We're mostly Catholic and she was Southern Baptist, so it was different than the funerals we had growing up. But, we still had it. The ritual. Without any big gaps waiting for an 'appropriate time' or godless remembrances. She passed away, we came. Right away. Aunt Diane, dying of cancer, and becoming even more faithful in the process, was able to plan her last party, complete with a healthy dose of fire and brimstone proselytizing to all the Catholics in the audience who were thumbing rosaries in secret. She was very worried about us, about our very souls and because she loved us, it seemed a heaven without us all with her, wouldn't be heaven at all.

But, the constants were there. We were in the Church that she took me when my Uncles was out of town and she could skip out on Mass. I knew nearly everyone there. The tiny country Church was packed to the rafters with family and friends, some who had also traveled from their own far away settlements. I even saw my sixth grade band director.

After the funeral in Raceland, filled with preaching and good old timey gospel music, we went home, took a breather, and drove nearly two hours north to Central Louisiana, in a tiny, tiny town where we buried her with her family in a lovely old graveyard. At the chapel, we listened to yet another sermon about how we needed to accept the Lord Jesus Christ as our personal savior and more old timey music. We laughed. A lot.

Years earlier, Aunt Diane went back to her childhood faith without expressing any judgment on her adopted Cajun family. While she raised her own daughter, she dutifully took her to Mass and sent her to Catholic school. But, after some years of feeling lost, before she got sick, she went back to her old timey place, and we all feel that she found herself again and it was that true faith, one that didn't express judgment on those around her that gave her peace, right up to her end. It was profound to see.

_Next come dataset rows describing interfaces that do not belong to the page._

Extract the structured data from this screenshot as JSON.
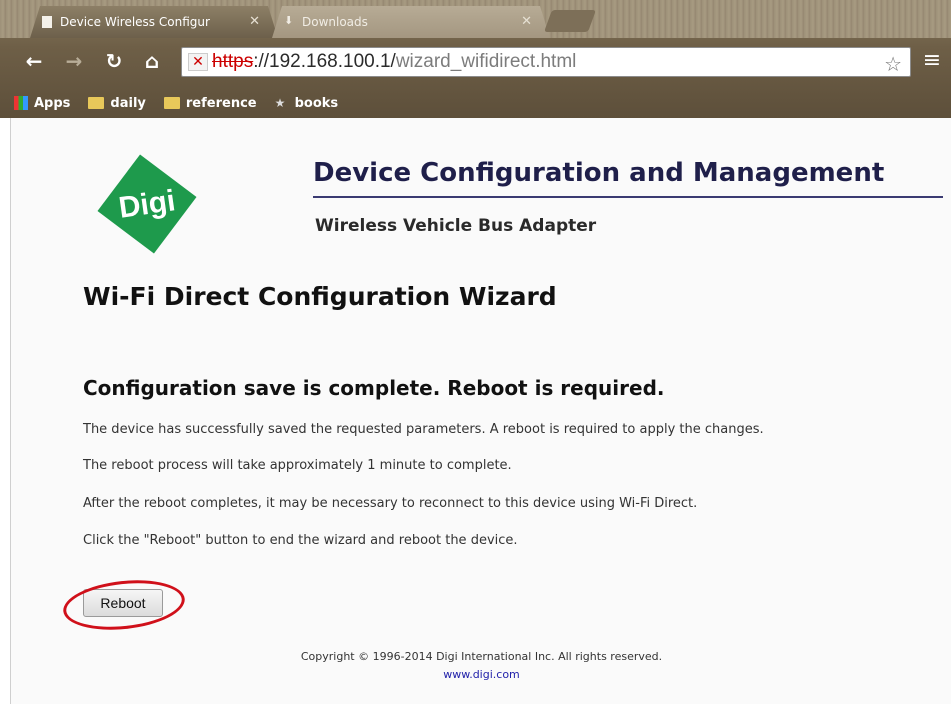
{
  "browser": {
    "tabs": [
      {
        "label": "Device Wireless Configur",
        "active": true
      },
      {
        "label": "Downloads",
        "active": false
      }
    ],
    "url": {
      "scheme": "https",
      "host": "://192.168.100.1/",
      "path": "wizard_wifidirect.html"
    },
    "bookmarks": [
      {
        "label": "Apps",
        "icon": "apps-icon"
      },
      {
        "label": "daily",
        "icon": "folder-icon"
      },
      {
        "label": "reference",
        "icon": "folder-icon"
      },
      {
        "label": "books",
        "icon": "bookmark-icon"
      }
    ]
  },
  "header": {
    "logo_text": "Digi",
    "title": "Device Configuration and Management",
    "subtitle": "Wireless Vehicle Bus Adapter"
  },
  "wizard": {
    "title": "Wi-Fi Direct Configuration Wizard",
    "status_title": "Configuration save is complete. Reboot is required.",
    "paragraphs": [
      "The device has successfully saved the requested parameters. A reboot is required to apply the changes.",
      "The reboot process will take approximately 1 minute to complete.",
      "After the reboot completes, it may be necessary to reconnect to this device using Wi-Fi Direct.",
      "Click the \"Reboot\" button to end the wizard and reboot the device."
    ],
    "reboot_label": "Reboot"
  },
  "footer": {
    "copyright": "Copyright © 1996-2014 Digi International Inc. All rights reserved.",
    "link": "www.digi.com"
  },
  "colors": {
    "logo_green": "#1e9a4c",
    "highlight_red": "#d0101a",
    "header_rule": "#3a3a72"
  }
}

After the second funeral and the burial, we all went to the church hall for a traditional southern post-funeral feast. One that she would have appreciated all the more. Aunt Diane's family are a gregarious bunch and they joked and told stories even while they cried. Photos were taken out and we laughed some more. My Aunt was famous for slipping photos of herself when, she gave you a frame as a gift and many people never put other pictures in those frames.

It was a healing process. And we grateful to share that time. In my family, when you marry into it (often even if you get divorced and remarried), the inlaws become one and through the years we felt just as much a part of her sisters and brothers and I hope they felt the same way about us.

My aunt died in Nov. 2005. We all still miss her and talk about her as if she'll show up at a crawfish boil, bringing her famous brownies. Or, Thanksgiving, her cornbread dressing.

Friday, January 22, 2010

Someone get a cattle prod

I'm already bombing on my resolution to blog once a week. I'm still bogged down with trying to find a voice, figuring out what to write about and tick tick tick, time flies by and while I'm overthinking this damned thing, I don't write.

No more illusions of grandeur. No more caring that anyone reads my blog. I want to write. I need to write. If something spews out on this blog thing, then I can revamp it and send it to a "real" publication. Right? Right.

This photo is from 1975, I think. I'm about 10 and a half years old and it was taken at my Aunt Nelwyn's first wedding. My mom and dad are so young. In 1975, my dad was a mere 31 and my mom 29. Amazing. They look so cute. My brother is two years younger, but, as you can see, we were roughly the same size...until puberty hit and he got beanstalky. Later, he bulked up.

I don't think I got much taller, being the runt in the family. But, alas, I bulked up too!